A concept known as the size principle, allows for a gradation of muscle force during weak contraction to occur in small steps, which then become progressively larger when greater amounts of force are required. Finally, if the frequency of muscle action potentials increases such that the muscle contraction reaches its peak force and plateaus at this level, then the contraction is a tetanus.
Length-tension relationship Muscle length versus isometric force Length-tension relationship relates the strength of an isometric contraction to the length of the muscle at which the contraction occurs. Muscles operate with greatest active tension when close to an ideal length often their resting length. When stretched or shortened beyond this whether due to the action of the muscle itself or by an outside forcethe maximum active tension generated decreases.

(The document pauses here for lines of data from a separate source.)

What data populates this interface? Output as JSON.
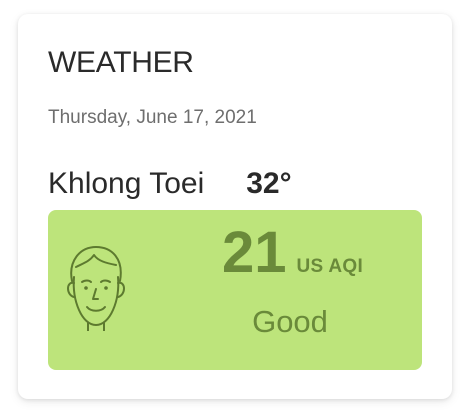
{
  "widget": {
    "title": "WEATHER",
    "date": "Thursday, June 17, 2021"
  },
  "location": {
    "city": "Khlong Toei",
    "temperature": "32°"
  },
  "aqi": {
    "value": "21",
    "unit": "US AQI",
    "status": "Good",
    "face_icon": "smiling-face-icon",
    "colors": {
      "background": "#bde47b",
      "text": "#6a8a3a"
    }
  }
}
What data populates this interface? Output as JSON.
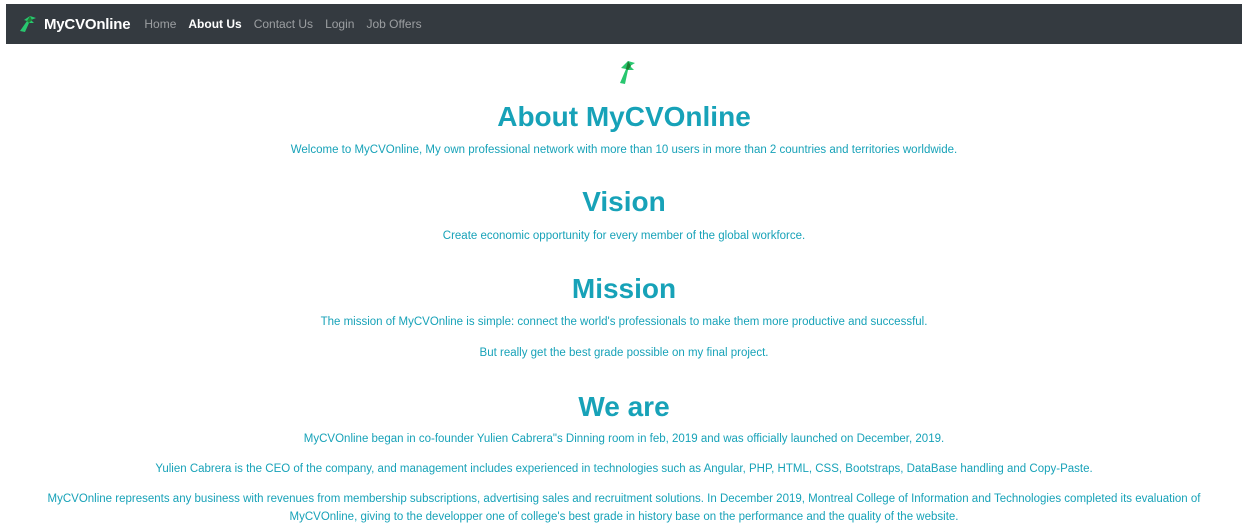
{
  "nav": {
    "brand": "MyCVOnline",
    "links": [
      {
        "label": "Home",
        "active": false
      },
      {
        "label": "About Us",
        "active": true
      },
      {
        "label": "Contact Us",
        "active": false
      },
      {
        "label": "Login",
        "active": false
      },
      {
        "label": "Job Offers",
        "active": false
      }
    ]
  },
  "about": {
    "title": "About MyCVOnline",
    "text": "Welcome to MyCVOnline, My own professional network with more than 10 users in more than 2 countries and territories worldwide."
  },
  "vision": {
    "title": "Vision",
    "text": "Create economic opportunity for every member of the global workforce."
  },
  "mission": {
    "title": "Mission",
    "text1": "The mission of MyCVOnline is simple: connect the world's professionals to make them more productive and successful.",
    "text2": "But really get the best grade possible on my final project."
  },
  "weare": {
    "title": "We are",
    "text1": "MyCVOnline began in co-founder Yulien Cabrera\"s Dinning room in feb, 2019 and was officially launched on December, 2019.",
    "text2": "Yulien Cabrera is the CEO of the company, and management includes experienced in technologies such as Angular, PHP, HTML, CSS, Bootstraps, DataBase handling and Copy-Paste.",
    "text3_line1": "MyCVOnline represents any business with revenues from membership subscriptions, advertising sales and recruitment solutions. In December 2019, Montreal College of Information and Technologies completed its evaluation of",
    "text3_line2": "MyCVOnline, giving to the developper one of college's best grade in history base on the performance and the quality of the website."
  },
  "colors": {
    "accent": "#17a2b8",
    "navbar": "#343a40",
    "logo_dark": "#1e7e34",
    "logo_light": "#28c76f"
  },
  "icons": {
    "brand_logo": "leaf-dragon-logo-icon"
  }
}
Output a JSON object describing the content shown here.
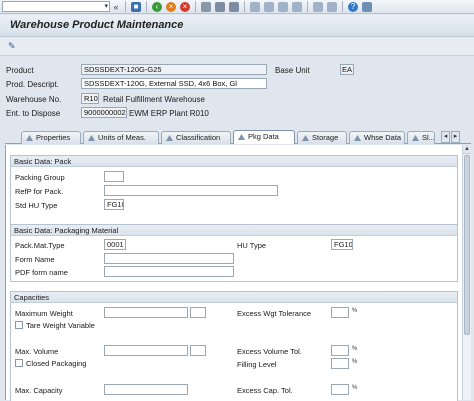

Due to the presence of elastic proteins within a muscle cell such as titin and extracellular matrix, as the muscle is stretched beyond a given length, there is an entirely passive tension, which opposes lengthening. Combined together, there is a strong resistance to lengthening an active muscle far beyond the peak of active tension. Force-velocity relationships Force—velocity relationship: Since power is equal to force times velocity, the muscle generates no power at either isometric force due to zero velocity or maximal velocity due to zero force.
The optimal shortening velocity for power generation is approximately one-third of maximum shortening velocity.
Force velocity relationship | S&C Research
Force—velocity relationship relates the speed at which a muscle changes its length usually regulated by external forces, such as load or other muscles to the amount of force that it generates. Force declines in a hyperbolic fashion relative to the isometric force as the shortening velocity increases, eventually reaching zero at some maximum velocity. The reverse holds true for when the muscle is stretched — force increases above isometric maximum, until finally reaching an absolute maximum.
This intrinsic property of active muscle tissue plays a role in the active damping of joints which are actuated by simultaneously-active opposing muscles.